DATA TO PROCESS:
——————

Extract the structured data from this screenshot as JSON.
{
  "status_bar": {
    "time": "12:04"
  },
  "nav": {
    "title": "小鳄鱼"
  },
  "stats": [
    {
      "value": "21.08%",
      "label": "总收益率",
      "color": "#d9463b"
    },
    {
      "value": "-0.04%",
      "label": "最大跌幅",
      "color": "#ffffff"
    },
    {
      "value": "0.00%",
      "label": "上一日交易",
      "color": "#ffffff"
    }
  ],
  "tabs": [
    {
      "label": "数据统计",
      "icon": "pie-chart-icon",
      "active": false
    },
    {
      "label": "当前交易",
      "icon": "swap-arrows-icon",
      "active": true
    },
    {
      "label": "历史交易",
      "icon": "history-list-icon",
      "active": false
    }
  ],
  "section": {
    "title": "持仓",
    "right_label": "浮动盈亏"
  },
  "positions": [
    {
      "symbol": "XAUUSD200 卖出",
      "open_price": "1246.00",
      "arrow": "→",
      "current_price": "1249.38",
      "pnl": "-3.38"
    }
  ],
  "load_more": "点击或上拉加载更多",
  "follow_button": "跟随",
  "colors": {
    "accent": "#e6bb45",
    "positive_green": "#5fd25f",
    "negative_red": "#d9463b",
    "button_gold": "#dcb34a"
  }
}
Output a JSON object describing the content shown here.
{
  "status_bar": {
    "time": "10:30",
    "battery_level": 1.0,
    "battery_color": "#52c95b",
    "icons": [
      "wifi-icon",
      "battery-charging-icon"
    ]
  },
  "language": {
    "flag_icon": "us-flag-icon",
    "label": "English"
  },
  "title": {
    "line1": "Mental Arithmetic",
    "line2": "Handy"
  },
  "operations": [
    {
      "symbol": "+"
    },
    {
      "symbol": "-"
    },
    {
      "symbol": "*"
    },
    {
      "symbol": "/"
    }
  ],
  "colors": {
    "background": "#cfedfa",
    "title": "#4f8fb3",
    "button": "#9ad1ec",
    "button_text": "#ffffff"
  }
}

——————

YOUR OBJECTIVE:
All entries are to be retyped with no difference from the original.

WRITTEN RESPONSE:
Extract the structured data from this screenshot as JSON.
{
  "status_bar": {
    "time": "12:04"
  },
  "nav": {
    "title": "小鳄鱼"
  },
  "stats": [
    {
      "value": "21.08%",
      "label": "总收益率",
      "color": "#d9463b"
    },
    {
      "value": "-0.04%",
      "label": "最大跌幅",
      "color": "#ffffff"
    },
    {
      "value": "0.00%",
      "label": "上一日交易",
      "color": "#ffffff"
    }
  ],
  "tabs": [
    {
      "label": "数据统计",
      "icon": "pie-chart-icon",
      "active": false
    },
    {
      "label": "当前交易",
      "icon": "swap-arrows-icon",
      "active": true
    },
    {
      "label": "历史交易",
      "icon": "history-list-icon",
      "active": false
    }
  ],
  "section": {
    "title": "持仓",
    "right_label": "浮动盈亏"
  },
  "positions": [
    {
      "symbol": "XAUUSD200 卖出",
      "open_price": "1246.00",
      "arrow": "→",
      "current_price": "1249.38",
      "pnl": "-3.38"
    }
  ],
  "load_more": "点击或上拉加载更多",
  "follow_button": "跟随",
  "colors": {
    "accent": "#e6bb45",
    "positive_green": "#5fd25f",
    "negative_red": "#d9463b",
    "button_gold": "#dcb34a"
  }
}
Output a JSON object describing the content shown here.
{
  "status_bar": {
    "time": "10:30",
    "battery_level": 1.0,
    "battery_color": "#52c95b",
    "icons": [
      "wifi-icon",
      "battery-charging-icon"
    ]
  },
  "language": {
    "flag_icon": "us-flag-icon",
    "label": "English"
  },
  "title": {
    "line1": "Mental Arithmetic",
    "line2": "Handy"
  },
  "operations": [
    {
      "symbol": "+"
    },
    {
      "symbol": "-"
    },
    {
      "symbol": "*"
    },
    {
      "symbol": "/"
    }
  ],
  "colors": {
    "background": "#cfedfa",
    "title": "#4f8fb3",
    "button": "#9ad1ec",
    "button_text": "#ffffff"
  }
}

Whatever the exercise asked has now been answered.